## Task objective
Line count for "Library": give how many lines in the data below contain it, with no other words.

## Data for review
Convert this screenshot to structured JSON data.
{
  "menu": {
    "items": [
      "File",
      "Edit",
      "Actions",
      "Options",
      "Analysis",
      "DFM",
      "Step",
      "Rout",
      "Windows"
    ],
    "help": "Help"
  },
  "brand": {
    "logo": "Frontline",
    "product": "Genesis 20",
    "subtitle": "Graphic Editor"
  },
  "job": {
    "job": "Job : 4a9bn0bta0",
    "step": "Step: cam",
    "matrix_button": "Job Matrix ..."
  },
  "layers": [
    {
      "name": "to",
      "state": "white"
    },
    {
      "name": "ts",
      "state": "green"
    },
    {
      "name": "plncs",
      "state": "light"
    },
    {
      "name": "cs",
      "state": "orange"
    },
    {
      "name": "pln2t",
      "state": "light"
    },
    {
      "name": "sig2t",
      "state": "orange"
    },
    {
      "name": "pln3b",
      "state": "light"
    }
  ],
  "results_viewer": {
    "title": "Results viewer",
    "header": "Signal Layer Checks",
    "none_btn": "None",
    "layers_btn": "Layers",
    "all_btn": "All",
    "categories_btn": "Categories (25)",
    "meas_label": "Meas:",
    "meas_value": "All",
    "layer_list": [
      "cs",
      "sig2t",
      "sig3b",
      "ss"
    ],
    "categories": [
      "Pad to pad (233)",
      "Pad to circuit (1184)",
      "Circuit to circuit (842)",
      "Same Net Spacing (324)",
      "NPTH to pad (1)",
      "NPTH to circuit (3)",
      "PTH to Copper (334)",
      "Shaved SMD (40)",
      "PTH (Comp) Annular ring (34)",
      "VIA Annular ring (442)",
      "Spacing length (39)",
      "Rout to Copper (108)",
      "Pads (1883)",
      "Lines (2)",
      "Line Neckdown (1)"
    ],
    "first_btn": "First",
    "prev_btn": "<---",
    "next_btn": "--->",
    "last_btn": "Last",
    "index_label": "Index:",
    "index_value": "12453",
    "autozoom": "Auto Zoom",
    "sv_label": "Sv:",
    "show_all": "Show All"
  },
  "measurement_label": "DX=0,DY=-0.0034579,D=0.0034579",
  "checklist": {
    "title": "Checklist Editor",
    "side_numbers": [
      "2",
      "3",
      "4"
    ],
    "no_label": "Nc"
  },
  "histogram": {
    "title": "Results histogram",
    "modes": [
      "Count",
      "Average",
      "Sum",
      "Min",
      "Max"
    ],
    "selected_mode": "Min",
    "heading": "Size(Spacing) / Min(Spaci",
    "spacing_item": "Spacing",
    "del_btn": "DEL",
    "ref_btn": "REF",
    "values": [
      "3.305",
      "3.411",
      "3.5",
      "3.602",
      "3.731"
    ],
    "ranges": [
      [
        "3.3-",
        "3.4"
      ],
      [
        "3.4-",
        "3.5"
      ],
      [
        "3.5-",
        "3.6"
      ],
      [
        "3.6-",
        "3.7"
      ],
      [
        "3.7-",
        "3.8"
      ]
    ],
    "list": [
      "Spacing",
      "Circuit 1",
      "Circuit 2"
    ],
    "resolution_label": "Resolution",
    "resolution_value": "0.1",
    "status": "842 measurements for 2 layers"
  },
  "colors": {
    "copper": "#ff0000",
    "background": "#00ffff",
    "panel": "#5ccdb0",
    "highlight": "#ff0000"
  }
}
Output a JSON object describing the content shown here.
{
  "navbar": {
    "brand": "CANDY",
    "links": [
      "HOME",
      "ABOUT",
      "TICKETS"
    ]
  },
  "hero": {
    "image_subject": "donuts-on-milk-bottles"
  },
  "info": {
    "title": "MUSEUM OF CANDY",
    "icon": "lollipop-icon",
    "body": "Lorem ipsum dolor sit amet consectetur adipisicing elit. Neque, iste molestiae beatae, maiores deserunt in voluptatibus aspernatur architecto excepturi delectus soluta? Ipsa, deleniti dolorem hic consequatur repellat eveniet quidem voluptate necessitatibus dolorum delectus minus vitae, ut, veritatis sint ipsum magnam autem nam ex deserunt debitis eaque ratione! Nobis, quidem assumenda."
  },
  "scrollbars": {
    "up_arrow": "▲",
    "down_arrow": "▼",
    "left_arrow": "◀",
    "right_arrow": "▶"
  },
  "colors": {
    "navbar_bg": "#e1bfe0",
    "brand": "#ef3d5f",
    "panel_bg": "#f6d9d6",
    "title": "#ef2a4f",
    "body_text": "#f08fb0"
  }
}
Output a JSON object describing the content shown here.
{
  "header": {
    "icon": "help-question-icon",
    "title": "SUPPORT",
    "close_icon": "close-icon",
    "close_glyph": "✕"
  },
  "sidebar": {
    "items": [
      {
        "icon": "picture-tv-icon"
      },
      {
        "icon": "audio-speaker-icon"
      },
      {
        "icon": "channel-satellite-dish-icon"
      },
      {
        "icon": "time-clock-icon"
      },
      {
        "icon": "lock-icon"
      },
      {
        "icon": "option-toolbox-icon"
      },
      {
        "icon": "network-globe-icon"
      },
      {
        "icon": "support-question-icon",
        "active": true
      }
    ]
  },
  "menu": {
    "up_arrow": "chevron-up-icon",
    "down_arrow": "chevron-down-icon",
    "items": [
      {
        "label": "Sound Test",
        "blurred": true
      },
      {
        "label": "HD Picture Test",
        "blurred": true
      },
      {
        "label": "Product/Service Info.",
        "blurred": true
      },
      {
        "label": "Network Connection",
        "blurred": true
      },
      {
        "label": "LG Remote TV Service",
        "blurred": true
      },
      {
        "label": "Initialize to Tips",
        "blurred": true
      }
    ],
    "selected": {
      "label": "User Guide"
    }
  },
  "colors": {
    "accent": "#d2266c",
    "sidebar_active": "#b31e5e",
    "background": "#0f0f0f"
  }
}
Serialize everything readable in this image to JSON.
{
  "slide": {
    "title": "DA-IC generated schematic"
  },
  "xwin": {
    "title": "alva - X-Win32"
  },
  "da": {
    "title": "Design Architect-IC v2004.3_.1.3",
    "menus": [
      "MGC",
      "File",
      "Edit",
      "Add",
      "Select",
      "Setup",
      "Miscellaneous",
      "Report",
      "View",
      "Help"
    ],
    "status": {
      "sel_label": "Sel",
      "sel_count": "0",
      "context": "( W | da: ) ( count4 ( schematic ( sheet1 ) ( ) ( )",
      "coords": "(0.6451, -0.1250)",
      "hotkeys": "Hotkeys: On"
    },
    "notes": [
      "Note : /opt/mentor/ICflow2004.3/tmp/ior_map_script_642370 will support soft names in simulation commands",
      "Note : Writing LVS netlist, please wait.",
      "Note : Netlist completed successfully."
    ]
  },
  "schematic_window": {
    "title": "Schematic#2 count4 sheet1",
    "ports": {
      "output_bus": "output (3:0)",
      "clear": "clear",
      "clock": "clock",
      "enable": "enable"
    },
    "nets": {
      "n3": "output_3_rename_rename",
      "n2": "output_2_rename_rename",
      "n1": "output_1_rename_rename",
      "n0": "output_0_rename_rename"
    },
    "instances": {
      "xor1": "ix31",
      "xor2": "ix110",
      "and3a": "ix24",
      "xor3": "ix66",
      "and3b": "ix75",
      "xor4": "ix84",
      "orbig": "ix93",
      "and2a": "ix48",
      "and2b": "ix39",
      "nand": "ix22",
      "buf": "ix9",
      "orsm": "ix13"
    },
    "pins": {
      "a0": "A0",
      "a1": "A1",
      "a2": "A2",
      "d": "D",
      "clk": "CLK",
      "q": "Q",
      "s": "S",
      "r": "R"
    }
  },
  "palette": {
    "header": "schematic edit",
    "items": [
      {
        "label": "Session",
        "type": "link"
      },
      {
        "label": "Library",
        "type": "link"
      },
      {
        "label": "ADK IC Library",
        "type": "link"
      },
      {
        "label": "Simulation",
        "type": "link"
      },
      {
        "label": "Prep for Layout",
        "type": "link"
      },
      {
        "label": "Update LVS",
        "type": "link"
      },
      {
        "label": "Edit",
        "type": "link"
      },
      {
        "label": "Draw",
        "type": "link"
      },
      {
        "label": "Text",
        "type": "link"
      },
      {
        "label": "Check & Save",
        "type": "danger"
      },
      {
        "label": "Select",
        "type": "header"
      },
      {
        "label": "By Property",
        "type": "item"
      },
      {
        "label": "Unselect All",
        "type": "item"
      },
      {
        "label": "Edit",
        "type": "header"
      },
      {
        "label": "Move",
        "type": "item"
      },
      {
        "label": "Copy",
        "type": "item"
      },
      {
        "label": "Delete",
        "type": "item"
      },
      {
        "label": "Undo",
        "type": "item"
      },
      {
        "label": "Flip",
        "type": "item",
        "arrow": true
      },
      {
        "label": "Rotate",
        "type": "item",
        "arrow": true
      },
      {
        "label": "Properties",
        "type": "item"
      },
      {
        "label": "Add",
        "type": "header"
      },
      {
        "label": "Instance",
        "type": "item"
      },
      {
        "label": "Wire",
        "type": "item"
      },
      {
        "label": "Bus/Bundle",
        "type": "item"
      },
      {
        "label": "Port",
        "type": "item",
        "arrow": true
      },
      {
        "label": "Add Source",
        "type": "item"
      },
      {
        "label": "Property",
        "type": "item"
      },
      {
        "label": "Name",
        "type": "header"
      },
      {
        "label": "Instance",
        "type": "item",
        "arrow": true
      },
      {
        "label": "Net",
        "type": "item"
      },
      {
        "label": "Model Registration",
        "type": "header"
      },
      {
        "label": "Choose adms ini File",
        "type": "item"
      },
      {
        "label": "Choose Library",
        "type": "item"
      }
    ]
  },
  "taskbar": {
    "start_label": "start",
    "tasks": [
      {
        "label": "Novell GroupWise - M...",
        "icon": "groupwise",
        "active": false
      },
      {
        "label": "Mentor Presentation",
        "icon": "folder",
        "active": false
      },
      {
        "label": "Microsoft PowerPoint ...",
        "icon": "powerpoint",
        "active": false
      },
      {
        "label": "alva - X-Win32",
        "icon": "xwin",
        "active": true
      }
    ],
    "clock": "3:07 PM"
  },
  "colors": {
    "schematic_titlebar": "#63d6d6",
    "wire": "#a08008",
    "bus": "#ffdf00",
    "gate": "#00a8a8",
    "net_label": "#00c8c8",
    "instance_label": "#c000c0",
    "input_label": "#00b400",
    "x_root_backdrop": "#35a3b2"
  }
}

## Response for this exercise
3